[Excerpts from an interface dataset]
---------------

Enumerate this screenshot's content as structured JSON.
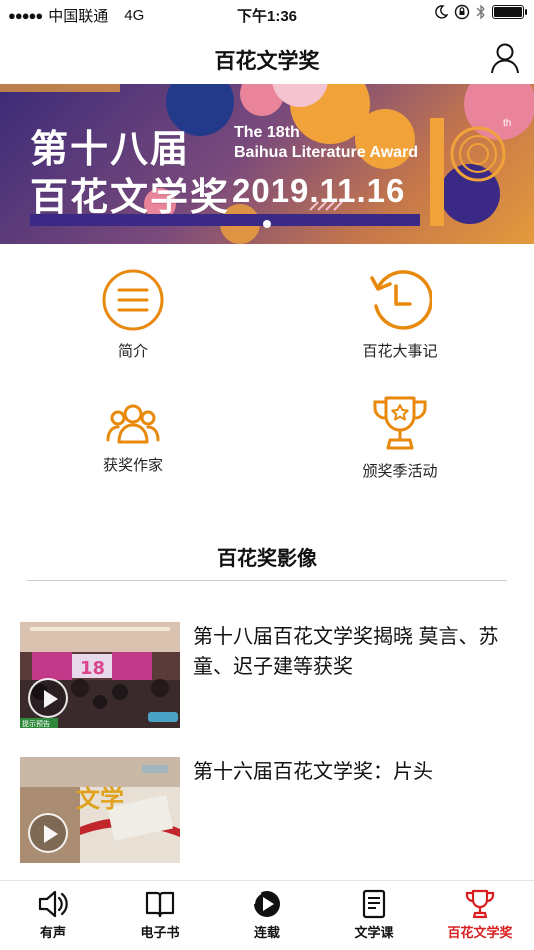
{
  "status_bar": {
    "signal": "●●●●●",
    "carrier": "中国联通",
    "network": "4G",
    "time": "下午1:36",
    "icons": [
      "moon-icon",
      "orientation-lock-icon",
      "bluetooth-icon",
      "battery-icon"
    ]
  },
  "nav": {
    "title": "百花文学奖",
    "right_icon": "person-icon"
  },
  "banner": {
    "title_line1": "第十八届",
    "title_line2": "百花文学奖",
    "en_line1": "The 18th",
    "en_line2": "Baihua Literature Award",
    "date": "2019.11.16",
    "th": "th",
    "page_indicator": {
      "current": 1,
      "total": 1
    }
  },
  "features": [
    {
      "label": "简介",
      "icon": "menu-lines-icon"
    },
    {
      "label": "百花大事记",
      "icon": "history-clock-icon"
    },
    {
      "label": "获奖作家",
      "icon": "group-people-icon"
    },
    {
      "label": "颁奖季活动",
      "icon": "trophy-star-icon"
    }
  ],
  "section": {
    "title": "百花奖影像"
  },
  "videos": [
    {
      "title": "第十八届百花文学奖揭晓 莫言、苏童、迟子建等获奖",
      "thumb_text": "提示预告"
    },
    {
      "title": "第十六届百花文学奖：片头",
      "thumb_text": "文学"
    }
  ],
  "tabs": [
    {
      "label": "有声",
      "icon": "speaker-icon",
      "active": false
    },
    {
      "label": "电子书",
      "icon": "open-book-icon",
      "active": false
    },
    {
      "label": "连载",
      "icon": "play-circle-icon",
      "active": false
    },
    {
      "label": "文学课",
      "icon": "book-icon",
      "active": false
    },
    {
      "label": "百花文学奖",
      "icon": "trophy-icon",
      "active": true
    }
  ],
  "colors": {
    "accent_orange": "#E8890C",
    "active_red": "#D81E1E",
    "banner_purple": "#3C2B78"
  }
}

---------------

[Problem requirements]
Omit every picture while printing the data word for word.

[Response below]
Enumerate this screenshot's content as structured JSON.
{
  "status_bar": {
    "signal": "●●●●●",
    "carrier": "中国联通",
    "network": "4G",
    "time": "下午1:36",
    "icons": [
      "moon-icon",
      "orientation-lock-icon",
      "bluetooth-icon",
      "battery-icon"
    ]
  },
  "nav": {
    "title": "百花文学奖",
    "right_icon": "person-icon"
  },
  "banner": {
    "title_line1": "第十八届",
    "title_line2": "百花文学奖",
    "en_line1": "The 18th",
    "en_line2": "Baihua Literature Award",
    "date": "2019.11.16",
    "th": "th",
    "page_indicator": {
      "current": 1,
      "total": 1
    }
  },
  "features": [
    {
      "label": "简介",
      "icon": "menu-lines-icon"
    },
    {
      "label": "百花大事记",
      "icon": "history-clock-icon"
    },
    {
      "label": "获奖作家",
      "icon": "group-people-icon"
    },
    {
      "label": "颁奖季活动",
      "icon": "trophy-star-icon"
    }
  ],
  "section": {
    "title": "百花奖影像"
  },
  "videos": [
    {
      "title": "第十八届百花文学奖揭晓 莫言、苏童、迟子建等获奖",
      "thumb_text": "提示预告"
    },
    {
      "title": "第十六届百花文学奖：片头",
      "thumb_text": "文学"
    }
  ],
  "tabs": [
    {
      "label": "有声",
      "icon": "speaker-icon",
      "active": false
    },
    {
      "label": "电子书",
      "icon": "open-book-icon",
      "active": false
    },
    {
      "label": "连载",
      "icon": "play-circle-icon",
      "active": false
    },
    {
      "label": "文学课",
      "icon": "book-icon",
      "active": false
    },
    {
      "label": "百花文学奖",
      "icon": "trophy-icon",
      "active": true
    }
  ],
  "colors": {
    "accent_orange": "#E8890C",
    "active_red": "#D81E1E",
    "banner_purple": "#3C2B78"
  }
}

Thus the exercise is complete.